A suicide bomber drove a car into a Western military convoy in Mogadishu on Monday, killing two people and injuring four.
Witnesses and officials say the car, packed with explosives and driven by a suicide bomber, hit an armored military vehicle belonging to the Italian military outside the Jaalle Siyad military base in the Somali capital's Hodan district.
The al-Shabab militant group claimed responsibility for the attack.
Aamin Ambulance services in Mogadishu reported that the bodies of two men killed in the explosion were recovered, and four injured people — including a child and a woman — were transported. All the victims are civilians, witnesses and officials say.
It's not known if any Italian military personnel were hurt in the attack. The personnel are in Mogadishu as part of a European Union military mission to train Somali government forces.
A witness told VOA Somali that the incident took place on the October 21 Road.
"The Italian convoy was coming from the opposite side, but before we passed each other, the explosion erupted, we were covered by [a] plume of smoke, then I jumped out of my car," said one witness, speaking on condition of anonymity.
He said the Italian military personnel did not fire after the explosion hit their convoy. He said he believes that restraint may have saved other lives.
Meanwhile, Somalia has expressed "deep regret" that a ship carrying more than 200,000 bags of charcoal smuggled out of Somalia has docked at the Iraqi port of Umm Qasr.
The Somali ambassador to the United Nations, Abukar Dahir Osman, told VOA Somali that the ship docked at Umm Qasr late last month.
Osman says charcoal production, which begins with the cutting down of trees, harms the environment in Somalia. However, he said, businessmen who are involved in the tree cutting have forged relationships with al-Shabab.
"[Charcoal is] the biggest source of income for al-Shabab, and it enables them to continue the war," Osman said, adding that al-Shabab receives about $7 from each bag of charcoal.

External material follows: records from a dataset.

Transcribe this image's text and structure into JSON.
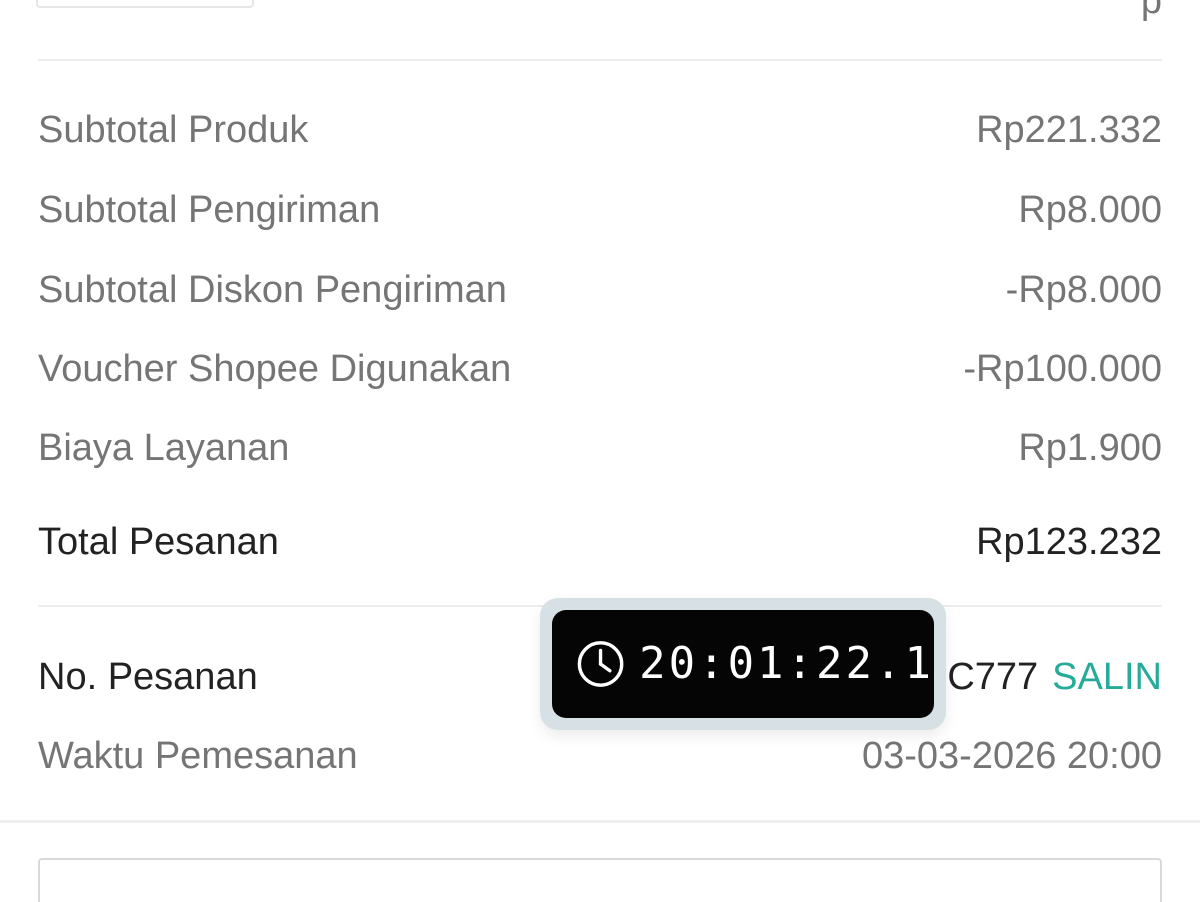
{
  "top_fragment": "p",
  "summary": {
    "rows": [
      {
        "label": "Subtotal Produk",
        "value": "Rp221.332"
      },
      {
        "label": "Subtotal Pengiriman",
        "value": "Rp8.000"
      },
      {
        "label": "Subtotal Diskon Pengiriman",
        "value": "-Rp8.000"
      },
      {
        "label": "Voucher Shopee Digunakan",
        "value": "-Rp100.000"
      },
      {
        "label": "Biaya Layanan",
        "value": "Rp1.900"
      }
    ],
    "total": {
      "label": "Total Pesanan",
      "value": "Rp123.232"
    }
  },
  "order": {
    "number_label": "No. Pesanan",
    "number_visible_fragment": "C777",
    "copy_label": "SALIN",
    "time_label": "Waktu Pemesanan",
    "time_value": "03-03-2026 20:00"
  },
  "clock_overlay": {
    "icon": "clock-icon",
    "time": "20:01:22.1"
  },
  "colors": {
    "accent": "#26aa99",
    "muted_text": "#757575",
    "dark_text": "#222222",
    "overlay_background": "#050505"
  }
}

United Nations investigators told the Security Council in November 2017 that al-Shabab earns approximately $10 million per year through the illicit charcoal trade.
Somalia has urged Iraq to carry out an investigation and to "be swift in actions to halt" giving clearance to the ships smuggling charcoal out of the country.
VOA's Abdulkadir Mohamed Abdulle contributed to this report.